Celebrated QC known for his attention to detail and lack of airs and graces
Michael Worsley, who has died aged 89, was one of Britain’s most experienced and distinguished criminal lawyers and a powerful, if eccentric, advocate. During his 55-year career at the criminal Bar, he appeared for the Crown in some of the country’s most harrowing murder trials and dealt with offences which plumbed the depths of human depravity, ranging from child abuse to torture. His more recent cases included the prosecution of the three men behind the killing of police Special Constable Nisha Patel in 2006 and the “honour killing” of Surjit Athwal by her husband and his 70year-old mother in 2007. In the 1980s during the Security Express trial – the country’s largest ever cash robbery, in which a gang stole more than £6 million – he cross-examined the actress Barbara (now Dame Barbara) Windsor about her fugitive ex-husband Ronnie Knight, who later admitted to having received more than £300,000 from the perpetrators. Worsley earned the respect and admiration of the profession for his scrupulous fairness and relentless attention to detail, as well as his unrivalled mastery of criminal law, procedure and evidence. He had no “airs and graces”, brushing aside convention when it suited him. In warm weather, and fresh from his daily commute from Eastbourne, he would arrive at the Old Bailey dressed for the beach, in white slacks and a green Aertex shirt open at the neck.

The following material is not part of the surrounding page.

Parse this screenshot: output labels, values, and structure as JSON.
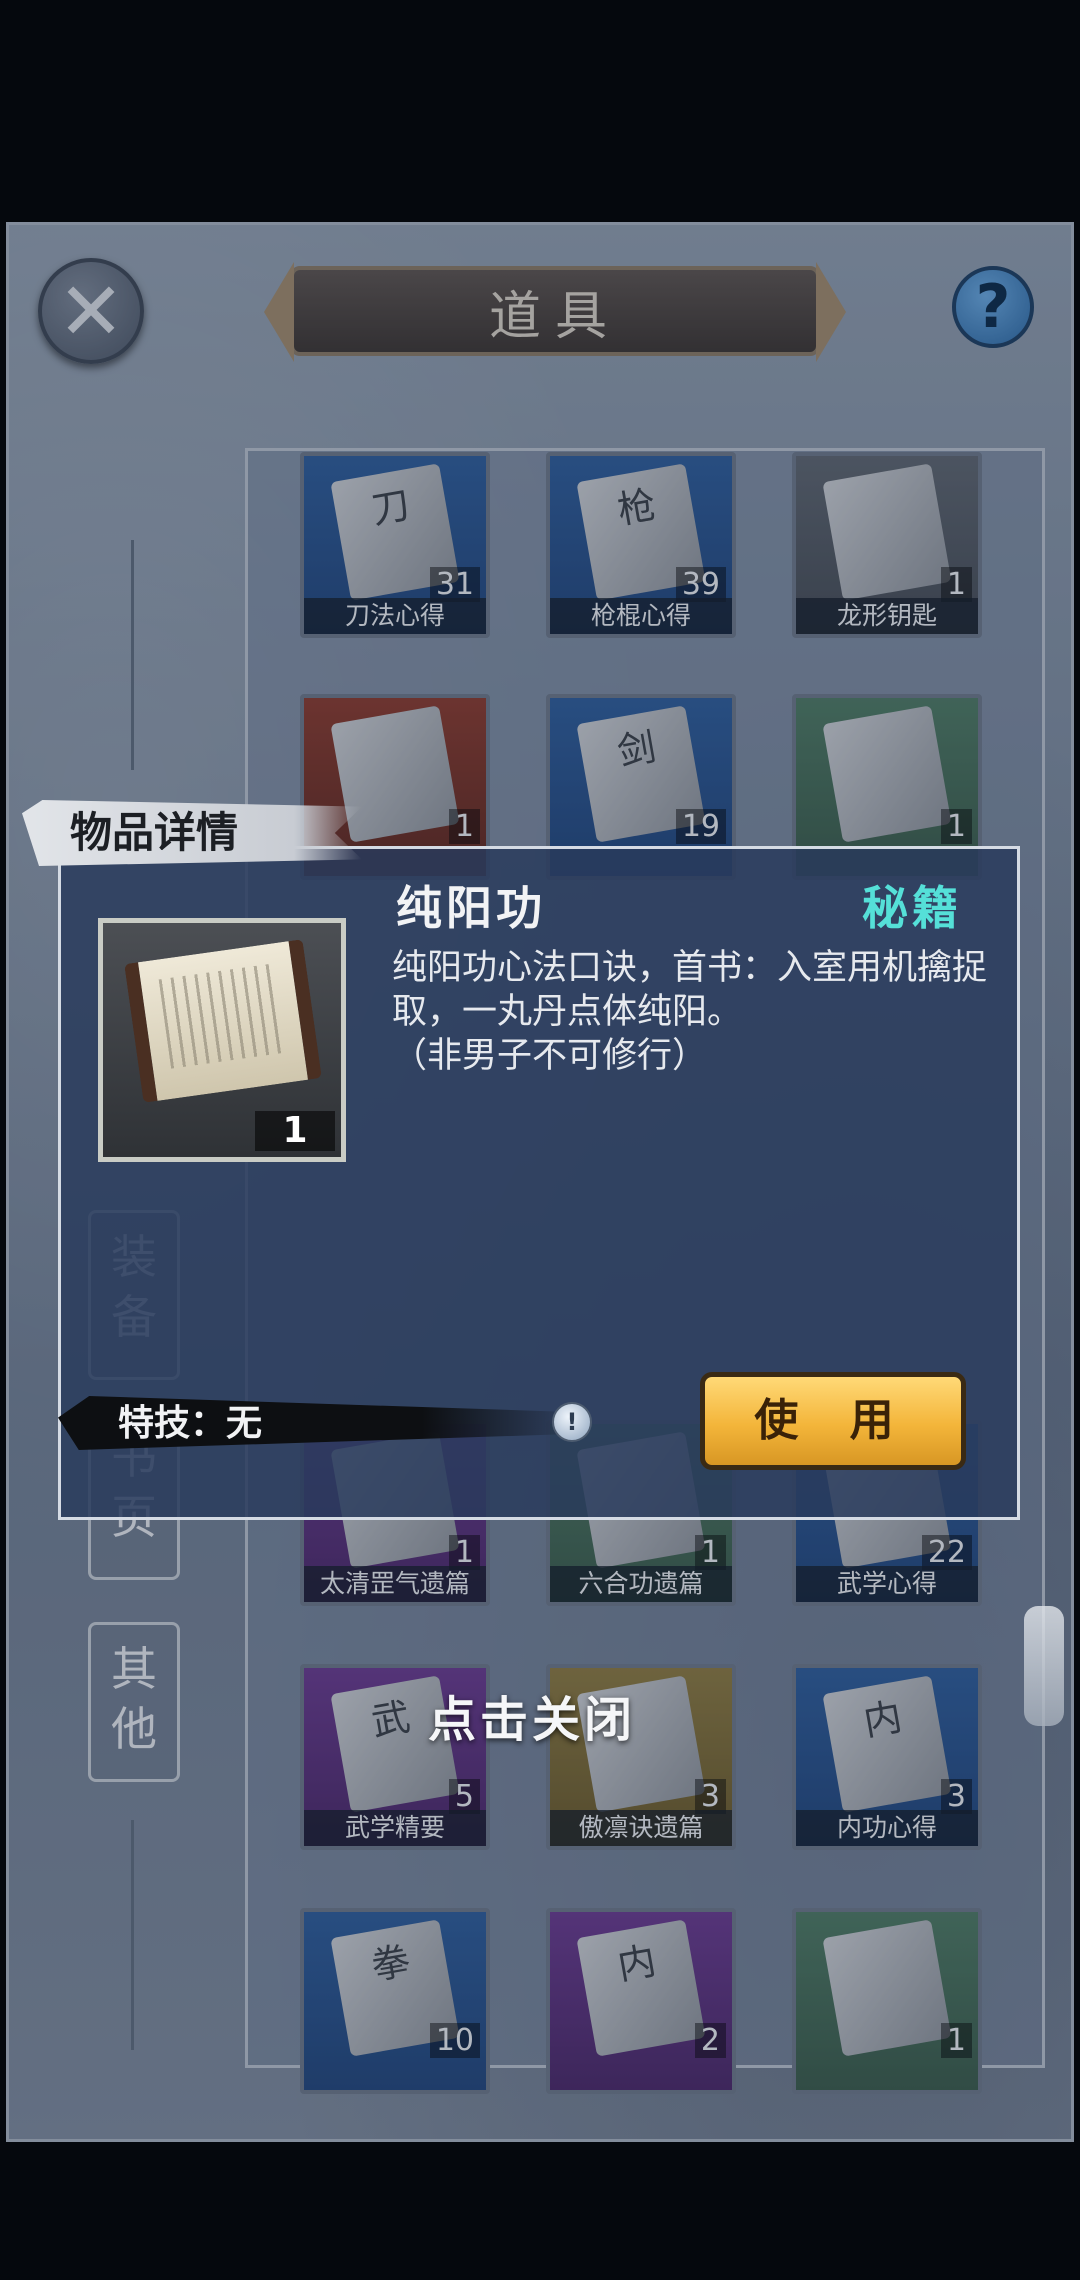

On February 12 2010, in a packed Court 1 at the Old Bailey, Bench and Bar assembled to bid him farewell and to pay tribute to his extraordinary career. Michael Dominic Laurence Worsley was born on February 9 1926. At the outbreak of war in 1939 he was 13 and living with his family in France. They spent the war years in Britain and from 1944 to 1945 he served in the Royal Navy. He was briefly at school in Bedford but he was largely self-educated, even teaching himself Latin. After the war, the family moved to South Africa for his health (he had recurrent and serious chest infections). In Cape Town he set himself up as an importer of furs, silver and French ceramics. While visiting Britain at the beginning of the 1950s, he wandered into the Royal Courts of Justice in the Strand and was mesmerised by the art of advocacy. Convinced he could master it, on his return to Africa he wound up his affairs and in 1952, back in Britain, he enrolled as a student at the Inns of Court School of Law. He next turned his attention to finding a home. Equipped with books from the series, and with only the occasional assistance of a bricklayer, he designed, then built a bungalow on land he purchased in Eastbourne. He was called to the Bar by the Inner Temple in 1955 and became a pupil in civil (Chancery) chambers. Eventually he moved to the chambers of John Buzzard, an eminent criminal lawyer, and by the mid-1960s the Criminal Appeal Reports were already littered with Worsley’s cases in the Divisional Court and the Court of Criminal Appeal, in which he took up (usually successfully) technical and often obscure points of law. The prosecuting authorities soon became aware of his impressive legal expertise and he became heavily engaged in prosecution work. His workload was huge, but he loved it. Worsley served as Prosecuting Counsel to the Inland Revenue from 1968 to 1969; Treasury Counsel (Inner London Sessions), from 1969 to 1971; Junior Treasury Counsel from 1971 to 1974 and Senior Treasury Counsel at the Central Criminal Court from 1974 to 1985. He was elected a Bencher of the Inner Temple in 1980 and was head of chambers at 6 Kings Bench Walk for 22 years. In 1984 the decision by the Attorney-General Sir Michael Havers to sack four Treasury Counsel (including Worsley) was regarded as inexplicable in the legal world and created an uproar. The four “victims” later issued successful writs for libel, targeting the manner in which the sackings had been reported in the press. Three of the four continued to enjoy flourishing careers and in 1985 were successful in their applications for “silk”. As Queen’s Counsel Worsley remained much in demand for heavy prosecution work. His style of advocacy was idiosyncratic. He might, for example, interrupt his own aggressive crossexamination of a defendant to offer reassurance that it was “nothing personal”. Some of his trials became legal tutorials for judges. In the 1960s Worsley liked to lunch at the Rex Café, a sandwich bar opposite the Old Bailey, typically returning for a working “high tea” (two or three rounds of eggs and bacon, a plate of bread and butter, numerous cups of tea and, in warmer weather, a helping of strawberry ice-cream) at 4.30pm with the police officers in his case. Worsley was an enthusiastic member of the Garrick and owned some very fast cars over the years. In 1962 he married Pamela Philpot, whom he had first met at the Grand Hotel, Eastbourne, while pursuing a common interest in ballroom dancing. Tragedy struck with the death in 1966 of their first son at the age of three months, and in 1980 when Pamela died of cancer aged 48. In 1986 he married his second wife, Jane, who survives him with a son by his first marriage, and a stepson and stepdaughter.